        1. Hard to say. Nobody is playing great, but I also think they’re not getting much help from the coverage. When the ball is consistently coming out quickly, that tells me they aren’t taking away the quarterback’s first read and that makes it extremely difficult to get home for pass rushers. Not an excuse, but that’s what I’m seeing.

      1. Do you think any of the lack of success in the pass rush is attributable to the number of snaps they are playing? Couldn’t another good pass rusher (since the coaches seem totally uninterested in playing Mack or Roberson) to add to the rotation could make the guys we have more effective, particularly late in games?

        1. I think it probably doesn’t help that they’re playing so many snaps, but it’s also not like they’re getting a ton of production early in games and then fading late. If anything, they’ve actually gotten stronger later. That said, I wouldn’t mind seeing more Roberson either.

  5. I appreciate how you have patiently reviewed each week and given us a front row seat to your developing perspective on what’s going awry with the Titans’ D. It sharpens me as a critical observer of football to follow your perspective.

    I feel a lot like you and Graver in regard to the difference Adoree will make when he returns. The way he puts it that taking Tye Smith off the field and adding Adoree back on is a pretty huge swing.

    I feel like this is especially true given that everything ailing this defense is particularly tied to third down – which is a graceless down of inches gained or missed, covered or separated and of split seconds during which the ball is held or not.

    Our CB situation is objectively about the worst in the league with only one starting caliber veteran in the mix for the first 6-7 games. And CB is truly the most important position on D in today’s NFL.

    Fix CB, with health and/or one of those savvy trade ideas of yours, and this defense will be elite. Do both, and we will be elite with requisite depth for a playoff run.

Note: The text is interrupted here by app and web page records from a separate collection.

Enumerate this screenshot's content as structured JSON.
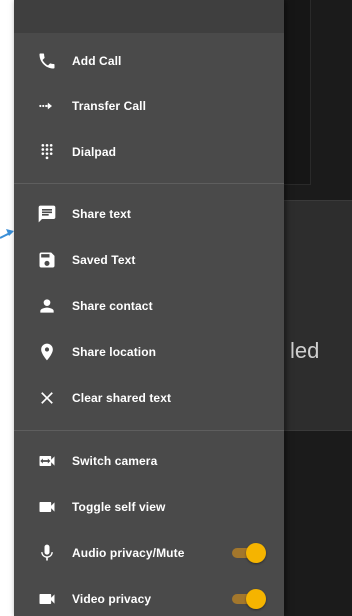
{
  "background": {
    "partial_text": "led"
  },
  "menu": {
    "groups": [
      {
        "items": [
          {
            "label": "Add Call",
            "icon": "phone-icon"
          },
          {
            "label": "Transfer Call",
            "icon": "transfer-icon"
          },
          {
            "label": "Dialpad",
            "icon": "dialpad-icon"
          }
        ]
      },
      {
        "items": [
          {
            "label": "Share text",
            "icon": "message-icon"
          },
          {
            "label": "Saved Text",
            "icon": "save-icon"
          },
          {
            "label": "Share contact",
            "icon": "person-icon"
          },
          {
            "label": "Share location",
            "icon": "location-pin-icon"
          },
          {
            "label": "Clear shared text",
            "icon": "close-icon"
          }
        ]
      },
      {
        "items": [
          {
            "label": "Switch camera",
            "icon": "switch-camera-icon"
          },
          {
            "label": "Toggle self view",
            "icon": "videocam-icon"
          },
          {
            "label": "Audio privacy/Mute",
            "icon": "microphone-icon",
            "toggle_on": true
          },
          {
            "label": "Video privacy",
            "icon": "videocam-icon",
            "toggle_on": true
          }
        ]
      }
    ]
  },
  "colors": {
    "drawer_bg": "#4a4a4a",
    "toggle_thumb": "#f5b400",
    "toggle_track": "#a3772c",
    "pointer": "#3a8fd8"
  }
}
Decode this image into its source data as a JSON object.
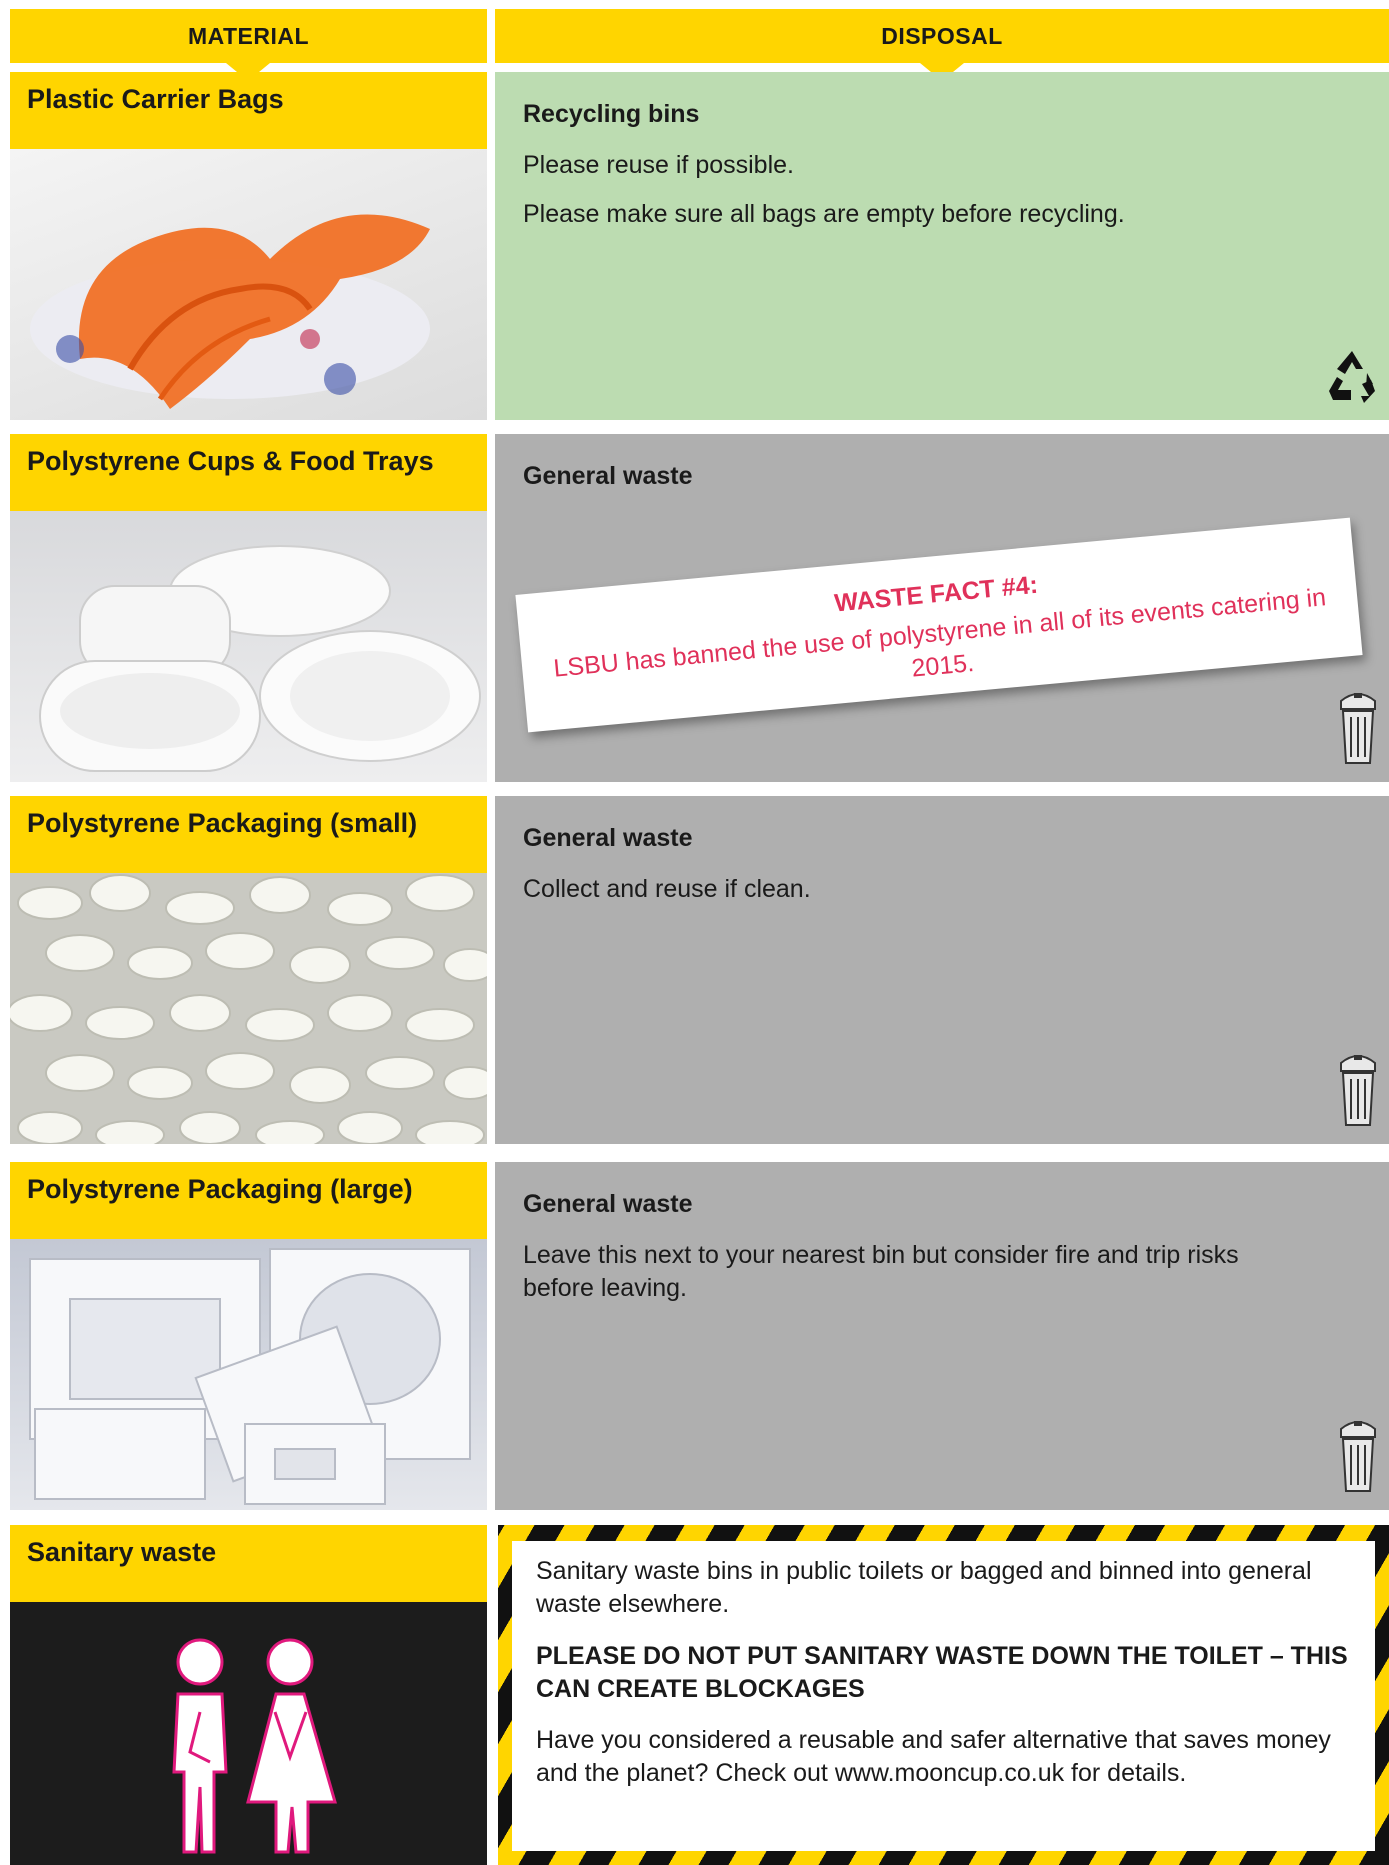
{
  "header": {
    "material": "MATERIAL",
    "disposal": "DISPOSAL"
  },
  "rows": [
    {
      "material": "Plastic Carrier Bags",
      "disposal_title": "Recycling bins",
      "lines": [
        "Please reuse if possible.",
        "Please make sure all bags are empty before recycling."
      ],
      "icon": "recycle-icon"
    },
    {
      "material": "Polystyrene Cups & Food Trays",
      "disposal_title": "General waste",
      "fact": {
        "title": "WASTE FACT #4:",
        "text": "LSBU has banned the use of polystyrene in all of its events catering in 2015."
      },
      "icon": "trash-bin-icon"
    },
    {
      "material": "Polystyrene Packaging (small)",
      "disposal_title": "General waste",
      "lines": [
        "Collect and reuse if clean."
      ],
      "icon": "trash-bin-icon"
    },
    {
      "material": "Polystyrene Packaging (large)",
      "disposal_title": "General waste",
      "lines": [
        "Leave this next to your nearest bin but consider fire and trip risks before leaving."
      ],
      "icon": "trash-bin-icon"
    },
    {
      "material": "Sanitary waste",
      "lines": [
        "Sanitary waste bins in public toilets or bagged and binned into general waste elsewhere.",
        "PLEASE DO NOT PUT SANITARY WASTE DOWN THE TOILET – THIS CAN CREATE BLOCKAGES",
        "Have you considered a reusable and safer alternative that saves money and the planet? Check out www.mooncup.co.uk for details."
      ],
      "icon": "toilet-people-icon"
    }
  ],
  "colors": {
    "yellow": "#ffd500",
    "green": "#bcdcb1",
    "grey": "#afafaf",
    "fact_red": "#e0315a"
  }
}
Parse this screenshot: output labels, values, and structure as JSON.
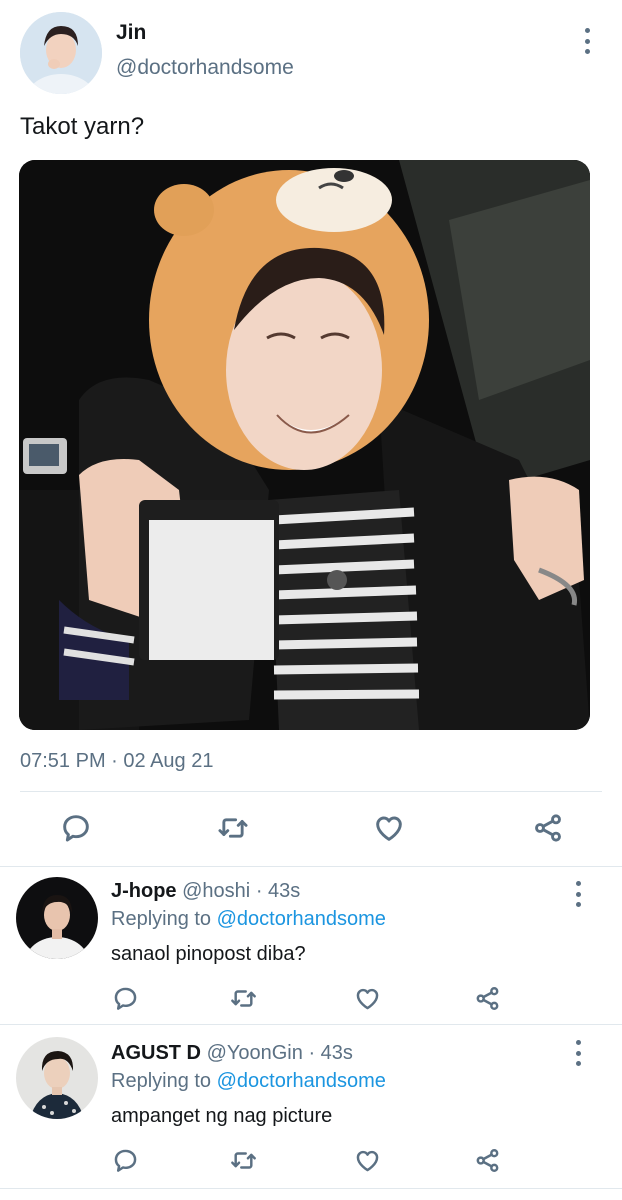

    We all know too well the difference between a bottom 5 player and a top 5 player at the most important position on offense. This year, we get to learn that reality on the defensive side.

    I’m not trying to campaign for a trade, here. But how amazing would this D be if we did trade for another high end corner talent that we could pair with Adoree and Malcolm. We would swing from worst CB group in the league to best in a single week. It’d be pretty sick.

    I get the expense associated with taking on Gilmore. But it sounds like that expense would be less than what Logan Ryan wanted (and we wisely refused) this offseason. Just a subtle reframe to the idea of such a trade. That CB trio could feasibly stop the Chiefs super-trio of receivers. I’m not sure what we have now, even if healthy could do so.

    Then the question becomes, “Would our LB tandem be able to stop their RB tandem – either in coverage or vs. the run?”

    I know y’all go a lot on your plate but would love to read any reflection you have to offer in response to my long-winded thoughts here.

    Thanks again.

Leave a Reply